[Exercise instructions]
Repeat the data below in full and exactly.

____ Given records

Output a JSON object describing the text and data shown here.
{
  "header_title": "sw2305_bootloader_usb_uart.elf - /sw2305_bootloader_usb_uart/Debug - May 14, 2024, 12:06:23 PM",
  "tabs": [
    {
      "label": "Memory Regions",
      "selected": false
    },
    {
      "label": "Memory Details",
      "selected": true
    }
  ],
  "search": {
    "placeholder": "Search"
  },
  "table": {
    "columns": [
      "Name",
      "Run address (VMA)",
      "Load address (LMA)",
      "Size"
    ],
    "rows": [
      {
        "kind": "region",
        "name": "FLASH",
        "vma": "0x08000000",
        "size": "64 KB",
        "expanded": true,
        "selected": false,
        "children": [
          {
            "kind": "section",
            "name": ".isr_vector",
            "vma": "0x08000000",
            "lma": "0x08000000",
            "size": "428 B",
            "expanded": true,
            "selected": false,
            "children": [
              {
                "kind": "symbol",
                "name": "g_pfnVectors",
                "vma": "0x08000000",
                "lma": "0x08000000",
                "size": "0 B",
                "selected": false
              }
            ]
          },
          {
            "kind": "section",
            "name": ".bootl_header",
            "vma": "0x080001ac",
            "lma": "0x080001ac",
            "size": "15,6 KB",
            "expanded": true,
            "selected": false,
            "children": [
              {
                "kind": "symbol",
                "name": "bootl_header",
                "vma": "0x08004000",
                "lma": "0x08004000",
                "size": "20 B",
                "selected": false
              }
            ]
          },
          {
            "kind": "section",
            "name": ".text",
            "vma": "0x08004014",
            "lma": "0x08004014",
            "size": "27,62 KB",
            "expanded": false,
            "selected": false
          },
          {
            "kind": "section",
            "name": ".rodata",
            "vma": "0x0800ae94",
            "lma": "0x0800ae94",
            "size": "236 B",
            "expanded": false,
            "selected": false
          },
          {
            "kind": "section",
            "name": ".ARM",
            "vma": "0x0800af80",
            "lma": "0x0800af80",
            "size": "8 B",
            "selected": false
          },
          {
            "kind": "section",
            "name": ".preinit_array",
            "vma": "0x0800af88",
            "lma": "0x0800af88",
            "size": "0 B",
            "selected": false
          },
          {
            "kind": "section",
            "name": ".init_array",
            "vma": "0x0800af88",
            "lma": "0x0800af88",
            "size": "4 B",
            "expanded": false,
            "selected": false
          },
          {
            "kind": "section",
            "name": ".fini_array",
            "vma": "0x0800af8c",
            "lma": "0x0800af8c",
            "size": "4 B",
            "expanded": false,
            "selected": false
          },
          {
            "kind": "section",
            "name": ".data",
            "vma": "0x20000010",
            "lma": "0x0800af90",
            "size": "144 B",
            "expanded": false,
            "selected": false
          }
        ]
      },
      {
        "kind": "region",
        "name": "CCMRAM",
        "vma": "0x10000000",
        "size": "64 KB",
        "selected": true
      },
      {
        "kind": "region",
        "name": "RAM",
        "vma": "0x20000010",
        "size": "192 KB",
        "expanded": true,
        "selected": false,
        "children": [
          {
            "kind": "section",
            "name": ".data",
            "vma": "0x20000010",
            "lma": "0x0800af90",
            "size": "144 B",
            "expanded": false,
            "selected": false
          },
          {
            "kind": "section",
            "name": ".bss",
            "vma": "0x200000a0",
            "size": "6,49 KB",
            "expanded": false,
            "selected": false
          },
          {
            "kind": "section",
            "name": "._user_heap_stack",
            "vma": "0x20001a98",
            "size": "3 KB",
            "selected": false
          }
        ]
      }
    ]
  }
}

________

[Task solution]
Output a JSON object describing the text and data shown here.
{
  "header_title": "sw2305_bootloader_usb_uart.elf - /sw2305_bootloader_usb_uart/Debug - May 14, 2024, 12:06:23 PM",
  "tabs": [
    {
      "label": "Memory Regions",
      "selected": false
    },
    {
      "label": "Memory Details",
      "selected": true
    }
  ],
  "search": {
    "placeholder": "Search"
  },
  "table": {
    "columns": [
      "Name",
      "Run address (VMA)",
      "Load address (LMA)",
      "Size"
    ],
    "rows": [
      {
        "kind": "region",
        "name": "FLASH",
        "vma": "0x08000000",
        "size": "64 KB",
        "expanded": true,
        "selected": false,
        "children": [
          {
            "kind": "section",
            "name": ".isr_vector",
            "vma": "0x08000000",
            "lma": "0x08000000",
            "size": "428 B",
            "expanded": true,
            "selected": false,
            "children": [
              {
                "kind": "symbol",
                "name": "g_pfnVectors",
                "vma": "0x08000000",
                "lma": "0x08000000",
                "size": "0 B",
                "selected": false
              }
            ]
          },
          {
            "kind": "section",
            "name": ".bootl_header",
            "vma": "0x080001ac",
            "lma": "0x080001ac",
            "size": "15,6 KB",
            "expanded": true,
            "selected": false,
            "children": [
              {
                "kind": "symbol",
                "name": "bootl_header",
                "vma": "0x08004000",
                "lma": "0x08004000",
                "size": "20 B",
                "selected": false
              }
            ]
          },
          {
            "kind": "section",
            "name": ".text",
            "vma": "0x08004014",
            "lma": "0x08004014",
            "size": "27,62 KB",
            "expanded": false,
            "selected": false
          },
          {
            "kind": "section",
            "name": ".rodata",
            "vma": "0x0800ae94",
            "lma": "0x0800ae94",
            "size": "236 B",
            "expanded": false,
            "selected": false
          },
          {
            "kind": "section",
            "name": ".ARM",
            "vma": "0x0800af80",
            "lma": "0x0800af80",
            "size": "8 B",
            "selected": false
          },
          {
            "kind": "section",
            "name": ".preinit_array",
            "vma": "0x0800af88",
            "lma": "0x0800af88",
            "size": "0 B",
            "selected": false
          },
          {
            "kind": "section",
            "name": ".init_array",
            "vma": "0x0800af88",
            "lma": "0x0800af88",
            "size": "4 B",
            "expanded": false,
            "selected": false
          },
          {
            "kind": "section",
            "name": ".fini_array",
            "vma": "0x0800af8c",
            "lma": "0x0800af8c",
            "size": "4 B",
            "expanded": false,
            "selected": false
          },
          {
            "kind": "section",
            "name": ".data",
            "vma": "0x20000010",
            "lma": "0x0800af90",
            "size": "144 B",
            "expanded": false,
            "selected": false
          }
        ]
      },
      {
        "kind": "region",
        "name": "CCMRAM",
        "vma": "0x10000000",
        "size": "64 KB",
        "selected": true
      },
      {
        "kind": "region",
        "name": "RAM",
        "vma": "0x20000010",
        "size": "192 KB",
        "expanded": true,
        "selected": false,
        "children": [
          {
            "kind": "section",
            "name": ".data",
            "vma": "0x20000010",
            "lma": "0x0800af90",
            "size": "144 B",
            "expanded": false,
            "selected": false
          },
          {
            "kind": "section",
            "name": ".bss",
            "vma": "0x200000a0",
            "size": "6,49 KB",
            "expanded": false,
            "selected": false
          },
          {
            "kind": "section",
            "name": "._user_heap_stack",
            "vma": "0x20001a98",
            "size": "3 KB",
            "selected": false
          }
        ]
      }
    ]
  }
}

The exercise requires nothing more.